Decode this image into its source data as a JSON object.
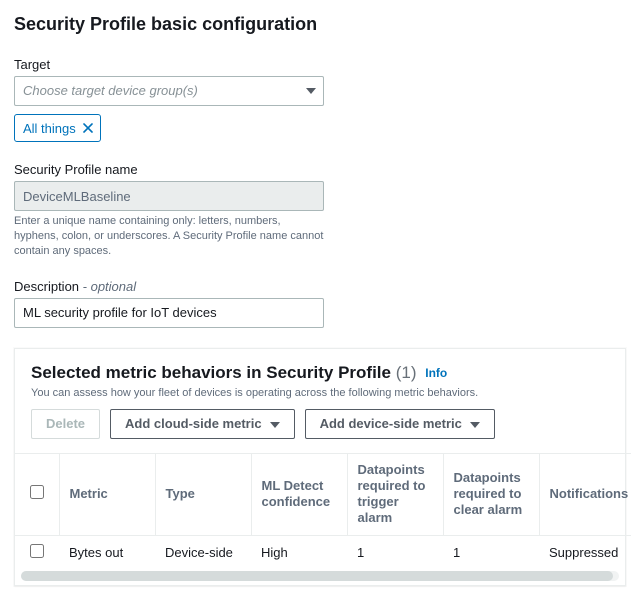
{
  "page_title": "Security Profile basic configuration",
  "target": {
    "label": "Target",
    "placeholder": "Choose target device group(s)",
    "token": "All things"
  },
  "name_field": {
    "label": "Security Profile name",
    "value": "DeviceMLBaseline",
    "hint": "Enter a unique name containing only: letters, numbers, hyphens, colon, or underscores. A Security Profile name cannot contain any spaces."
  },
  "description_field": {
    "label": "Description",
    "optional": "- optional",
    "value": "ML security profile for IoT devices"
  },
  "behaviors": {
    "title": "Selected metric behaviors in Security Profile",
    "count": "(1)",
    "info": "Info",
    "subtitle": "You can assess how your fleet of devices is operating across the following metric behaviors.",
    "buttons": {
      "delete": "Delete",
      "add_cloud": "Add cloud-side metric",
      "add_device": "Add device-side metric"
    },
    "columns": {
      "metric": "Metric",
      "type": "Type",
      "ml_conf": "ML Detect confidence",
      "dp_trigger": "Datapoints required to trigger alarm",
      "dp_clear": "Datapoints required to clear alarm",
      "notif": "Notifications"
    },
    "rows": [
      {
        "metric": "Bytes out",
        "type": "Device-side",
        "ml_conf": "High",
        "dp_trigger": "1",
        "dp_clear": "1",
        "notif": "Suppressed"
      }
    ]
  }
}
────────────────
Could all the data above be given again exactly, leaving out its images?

Decode this image into its source data as a JSON object.
{
  "page_title": "Security Profile basic configuration",
  "target": {
    "label": "Target",
    "placeholder": "Choose target device group(s)",
    "token": "All things"
  },
  "name_field": {
    "label": "Security Profile name",
    "value": "DeviceMLBaseline",
    "hint": "Enter a unique name containing only: letters, numbers, hyphens, colon, or underscores. A Security Profile name cannot contain any spaces."
  },
  "description_field": {
    "label": "Description",
    "optional": "- optional",
    "value": "ML security profile for IoT devices"
  },
  "behaviors": {
    "title": "Selected metric behaviors in Security Profile",
    "count": "(1)",
    "info": "Info",
    "subtitle": "You can assess how your fleet of devices is operating across the following metric behaviors.",
    "buttons": {
      "delete": "Delete",
      "add_cloud": "Add cloud-side metric",
      "add_device": "Add device-side metric"
    },
    "columns": {
      "metric": "Metric",
      "type": "Type",
      "ml_conf": "ML Detect confidence",
      "dp_trigger": "Datapoints required to trigger alarm",
      "dp_clear": "Datapoints required to clear alarm",
      "notif": "Notifications"
    },
    "rows": [
      {
        "metric": "Bytes out",
        "type": "Device-side",
        "ml_conf": "High",
        "dp_trigger": "1",
        "dp_clear": "1",
        "notif": "Suppressed"
      }
    ]
  }
}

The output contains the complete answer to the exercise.